Government plans to give thousands of tax officers powers to make arrests, execute search warrants and even take fingerprints could lead to taxpayers being intimidated and threatened, leading accountants warn.
The plan follows a review of HM Revenue & Customs (HMRC), the department set up last year after the amalgamation of the Inland Revenue and Customs & Excise. HMRC staff have since complained that while Customs investigators have tough investigatory and arrest powers to deal with drug smuggling, the pornography trade and other serious offences, Revenue officers are much more dependent on the police.
Clive Gawthorpe, a partner at the accountants Hacker Young, said that while it might seem logical for all HMRC staff to be given the same powers, many taxpayers would feel intimidated.
"This is a shift away from the checks and balances provided in the past by police officers, so there is potential for abuse of power," Mr Gawthorpe said. "A major concern is that HMRC will threaten people with these powers, in a much more heavy-handed manner than it has until now been able to adopt."
Steve Simmonite, a partner at the accountants Grant Thornton, added: "These powers have never before been needed by Revenue staff; this is being suggested just so the whole of HMRC has the same powers."
Mr Simmonite claimed tax officials had already become more aggressive since last year's merger. "There's no doubt that the Revenue arm of HMRC is now much more bullish," he said.
However, a spokesman for HMRC said the proposals were still being discussed and that safeguards would protect taxpayers. "The powers covered [by the review] can only be used in criminal investigations - they cannot be used in more routine work or where fraud is dealt with by civil means," he said.
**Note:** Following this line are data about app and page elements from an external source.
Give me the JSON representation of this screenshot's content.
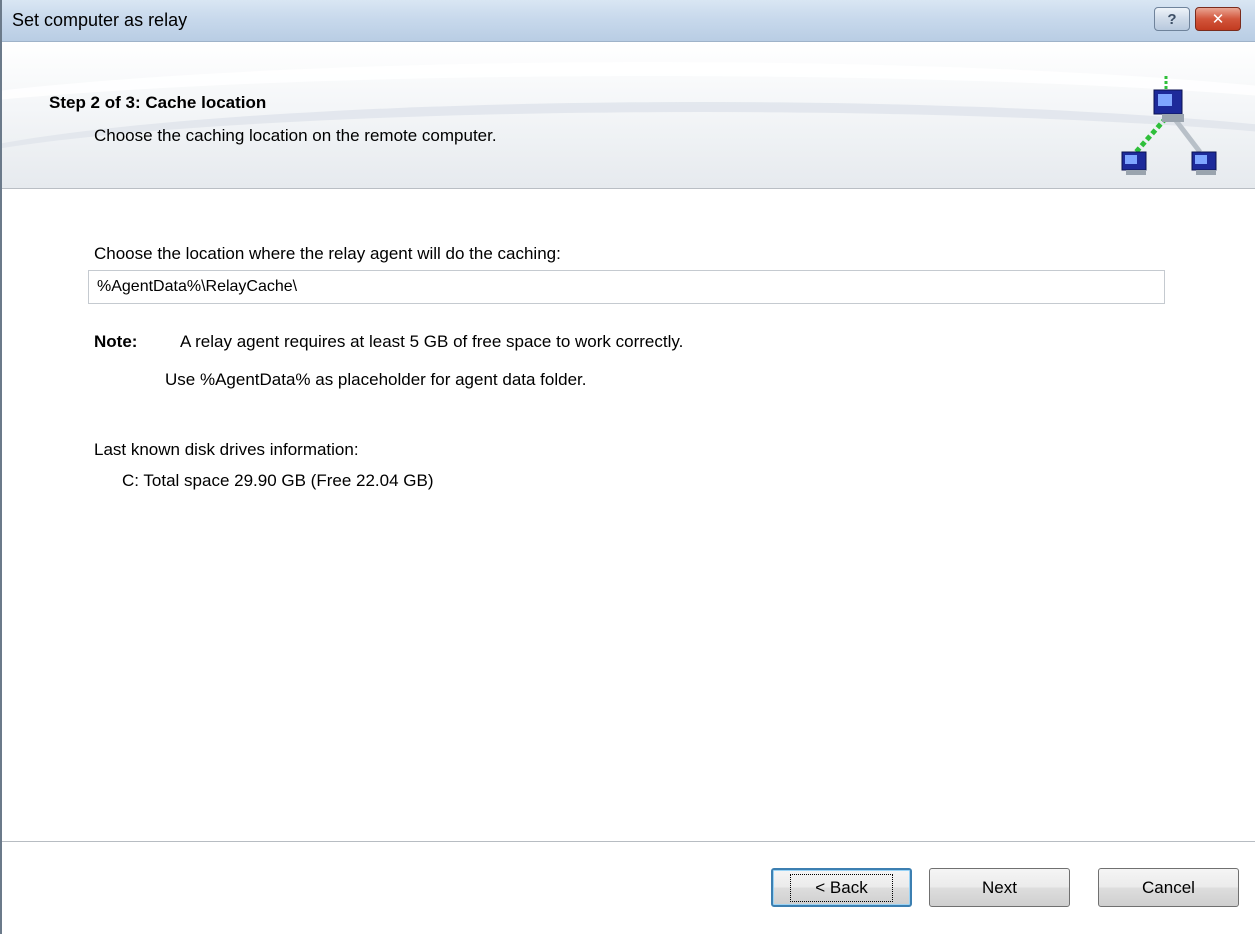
{
  "window": {
    "title": "Set computer as relay",
    "help_button": "?",
    "close_button": "✕"
  },
  "header": {
    "step_title": "Step 2 of 3: Cache location",
    "step_subtitle": "Choose the caching location on the remote computer.",
    "icon": "network-relay-icon"
  },
  "content": {
    "location_label": "Choose the location where the relay agent will do the caching:",
    "location_value": "%AgentData%\\RelayCache\\",
    "note_label": "Note:",
    "note_line1": "A relay agent requires at least 5 GB of free space to work correctly.",
    "note_line2": "Use %AgentData% as placeholder for agent data folder.",
    "disk_label": "Last known disk drives information:",
    "disk_items": [
      "C: Total space 29.90 GB (Free 22.04 GB)"
    ]
  },
  "footer": {
    "back_label": "< Back",
    "next_label": "Next",
    "cancel_label": "Cancel"
  },
  "colors": {
    "titlebar": "#c8d9ec",
    "close_button": "#c9432a",
    "focus_border": "#3c7fb1"
  }
}
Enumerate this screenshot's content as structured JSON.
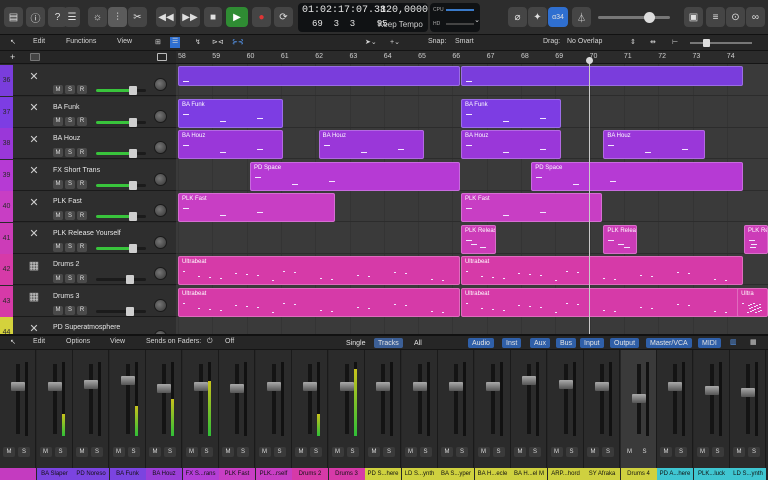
{
  "transport": {
    "time": "01:02:17:07.38",
    "bars": "69  3  3    95",
    "tempo": "120,0000",
    "tempo_label": "Keep Tempo",
    "cpu_label": "CPU",
    "hd_label": "HD",
    "key_badge": "α34"
  },
  "track_menu": {
    "edit": "Edit",
    "functions": "Functions",
    "view": "View",
    "snap_label": "Snap:",
    "snap_value": "Smart",
    "drag_label": "Drag:",
    "drag_value": "No Overlap"
  },
  "ruler": [
    "58",
    "59",
    "60",
    "61",
    "62",
    "63",
    "64",
    "65",
    "66",
    "67",
    "68",
    "69",
    "70",
    "71",
    "72",
    "73",
    "74"
  ],
  "tracks": [
    {
      "num": "36",
      "name": "",
      "color": "#7a3ddc"
    },
    {
      "num": "37",
      "name": "BA Funk",
      "color": "#7d3de3"
    },
    {
      "num": "38",
      "name": "BA Houz",
      "color": "#9a37d9"
    },
    {
      "num": "39",
      "name": "FX Short Trans",
      "color": "#b63ad4"
    },
    {
      "num": "40",
      "name": "PLK Fast",
      "color": "#c83ec4"
    },
    {
      "num": "41",
      "name": "PLK Release Yourself",
      "color": "#cc3cb8"
    },
    {
      "num": "42",
      "name": "Drums 2",
      "color": "#d63aa8"
    },
    {
      "num": "43",
      "name": "Drums 3",
      "color": "#d63aa8"
    },
    {
      "num": "44",
      "name": "PD Superatmosphere",
      "color": "#d4d23c"
    }
  ],
  "regions": {
    "r37a": "BA Funk",
    "r37b": "BA Funk",
    "r38a": "BA Houz",
    "r38b": "BA Houz",
    "r38c": "BA Houz",
    "r38d": "BA Houz",
    "r39a": "PD Space",
    "r39b": "PD Space",
    "r40a": "PLK Fast",
    "r40b": "PLK Fast",
    "r41a": "PLK Releas",
    "r41b": "PLK Relea",
    "r41c": "PLK Re",
    "r42a": "Ultrabeat",
    "r42b": "Ultrabeat",
    "r43a": "Ultrabeat",
    "r43b": "Ultrabeat",
    "r43c": "Ultra"
  },
  "mixer_menu": {
    "edit": "Edit",
    "options": "Options",
    "view": "View",
    "sends": "Sends on Faders:",
    "sends_value": "Off",
    "single": "Single",
    "tracks": "Tracks",
    "all": "All",
    "filters": [
      "Audio",
      "Inst",
      "Aux",
      "Bus",
      "Input",
      "Output",
      "Master/VCA",
      "MIDI"
    ]
  },
  "strips": [
    {
      "label": "",
      "color": "#c43bc0",
      "level": 0
    },
    {
      "label": "BA Slaper",
      "color": "#7b44e0",
      "level": 0.3
    },
    {
      "label": "PD Noreso",
      "color": "#7b44e0",
      "level": 0
    },
    {
      "label": "BA Funk",
      "color": "#7b44e0",
      "level": 0.4
    },
    {
      "label": "BA Houz",
      "color": "#9b3ed8",
      "level": 0.5
    },
    {
      "label": "FX S...rans",
      "color": "#b43ed6",
      "level": 0.75
    },
    {
      "label": "PLK Fast",
      "color": "#c83ec4",
      "level": 0
    },
    {
      "label": "PLK...rself",
      "color": "#c83ec4",
      "level": 0
    },
    {
      "label": "Drums 2",
      "color": "#d63aa8",
      "level": 0.3
    },
    {
      "label": "Drums 3",
      "color": "#d63aa8",
      "level": 0.9
    },
    {
      "label": "PD S...here",
      "color": "#cfd13f",
      "level": 0
    },
    {
      "label": "LD S...ynth",
      "color": "#cfd13f",
      "level": 0
    },
    {
      "label": "BA S...yper",
      "color": "#cfd13f",
      "level": 0
    },
    {
      "label": "BA H...ecle",
      "color": "#cfd13f",
      "level": 0
    },
    {
      "label": "BA H...el M",
      "color": "#cfd13f",
      "level": 0
    },
    {
      "label": "ARP...hord",
      "color": "#cfd13f",
      "level": 0
    },
    {
      "label": "SY Afraka",
      "color": "#cfd13f",
      "level": 0
    },
    {
      "label": "Drums 4",
      "color": "#cfd13f",
      "level": 0
    },
    {
      "label": "PD A...here",
      "color": "#3fc6d1",
      "level": 0
    },
    {
      "label": "PLK...luck",
      "color": "#3fc6d1",
      "level": 0
    },
    {
      "label": "LD S...ynth",
      "color": "#3fc6d1",
      "level": 0
    }
  ],
  "btn": {
    "m": "M",
    "s": "S",
    "r": "R",
    "plus": "+"
  }
}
"There is no question of the powers being used to shock or intimidate suspects or innocent taxpayers."Reuse content